Updated: 4:38 p.m.
Senate Appropriations Chairman Robert Byrd (D-W.Va.) decided Friday to bow to his leaderships wishes and give up his powerful committee perch, a surprise move that concludes his 20-year reign as the panels top Democrat.
Democratic leaders have been struggling for months over how to displace the 90-year-old Byrd from his chairmanship and unsuccessfully tried to encourage him to relinquish the gavel on more than one occasion.
Senate Democratic aides said Byrd made the decision on his own and did not broker a deal with Senate Majority Leader Harry Reid (D-Nev.). Still, Byrd is expected to retain some of his plum office space in the U.S. Capitol by virtue of his continued position as President Pro Tempore. That post puts him third in line for the presidency behind the vice president and the Speaker. Byrd also is likely to be deemed chairman emeritus of the Appropriations panel.

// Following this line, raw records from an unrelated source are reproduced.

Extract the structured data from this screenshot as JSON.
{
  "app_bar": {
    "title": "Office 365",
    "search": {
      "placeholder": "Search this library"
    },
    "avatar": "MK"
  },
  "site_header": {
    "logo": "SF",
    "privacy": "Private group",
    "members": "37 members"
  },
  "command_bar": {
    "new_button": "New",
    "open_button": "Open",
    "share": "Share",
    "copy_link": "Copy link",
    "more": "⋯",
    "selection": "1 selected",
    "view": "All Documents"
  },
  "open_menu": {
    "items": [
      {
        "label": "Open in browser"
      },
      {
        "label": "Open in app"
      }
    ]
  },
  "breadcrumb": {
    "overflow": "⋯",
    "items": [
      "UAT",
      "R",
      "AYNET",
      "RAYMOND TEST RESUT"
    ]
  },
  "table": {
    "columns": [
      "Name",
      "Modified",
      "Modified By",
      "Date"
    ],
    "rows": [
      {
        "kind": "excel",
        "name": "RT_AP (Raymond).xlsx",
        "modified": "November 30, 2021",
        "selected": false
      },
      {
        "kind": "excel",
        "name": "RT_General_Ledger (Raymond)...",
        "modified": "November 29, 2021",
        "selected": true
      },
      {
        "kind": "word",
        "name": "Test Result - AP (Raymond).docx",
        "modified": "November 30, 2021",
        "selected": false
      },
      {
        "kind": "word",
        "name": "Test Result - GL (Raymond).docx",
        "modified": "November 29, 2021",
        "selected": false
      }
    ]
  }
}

I want to stress that this is a decision I made only after much personal soul-searching, and after being sure of the substantial Democratic pickup of seats in the Senate, Byrd said in a statement. I am now confident that stepping aside as Chairman will not adversely impact my home state of West Virginia.
Since this spring, Byrd has forcefully pushed back against the attempts of Reid and other Democrats to wrest the chairmanship from him. After the issue of his removal came up at a Democratic leadership meeting in April, Byrd made a round of calls to Senators to shore up support for his position.
Most recently, the West Virginia Democrats office responded to stories speculating on his ouster by stating that Byrd was looking forward to being chairman under President-elect Obama.
In his Friday statement, Byrd said he was pleased that the chairmanship would now likely fall to his friend, 84-year-old Sen. Daniel Inouye (D-Hawaii) who is next in seniority. Inouye, while slightly younger than Byrd, isnt without some detractors who fear he may lack an aggressive touch as the new chairman. Yet most Democrats felt Byrd wouldnt volunteer the job unless Inouye was his successor.
Senator Daniel Inouye has stood in line for many years and now his time has come, said Byrd, whose health has been deteriorating in recent years.
God willing, I will continue to serve on the Appropriations Committee, he said. I will continue to chair the Homeland Security Subcommittee, and I will work to help my state and the people of our great country in those roles.
Byrds leadership on Appropriations came into question over the last few years, particularly as his health worsened. Byrd, who has been in and out of the hospital this Congress, often relied on other committee members to help handle his duties.
At times, Byrds behavior in hearings and on the floor has even been erratic, and his staff jealously guarded Senators access to him. Plus, many Democrats said the Senates prerogatives were disadvantaged by his inability to even attend high-level bicameral leadership meetings on the state of appropriations bills, when his aggressive counterpart, House Appropriations Chairman David Obey (D-Wis.), did.
Though they were plotting his removal, Senate Democrats said they were concerned that Byrd who served as Majority Leader in the 1980s and is considered the Dean of the Senate leave the post with dignity and not be embarrassingly forced out. Byrd continues to be one of the chambers most beloved Members.
He will continue as the panels leader until January when the 111th Congress begins.
In a statement Friday afternoon, Reid thanked Byrd for his service as chairman, and said the caucus has accepted his decision to step down. Reid confirmed that Inouye would take over when the next Congress begins next year, saying that Byrds decision was eased by the knowledge that the gavel will continue to be in such capable hands.
Last year, Senator Byrd cast his 18,000th Senate vote, by far a record in the history of our institution, Reid said. Every day of his Senate career has been dedicated to strengthening the republic that he loves with all his heart. I know I speak for all of my colleagues when I say that we look forward to Senator Byrds continued leadership in the 111th Congress.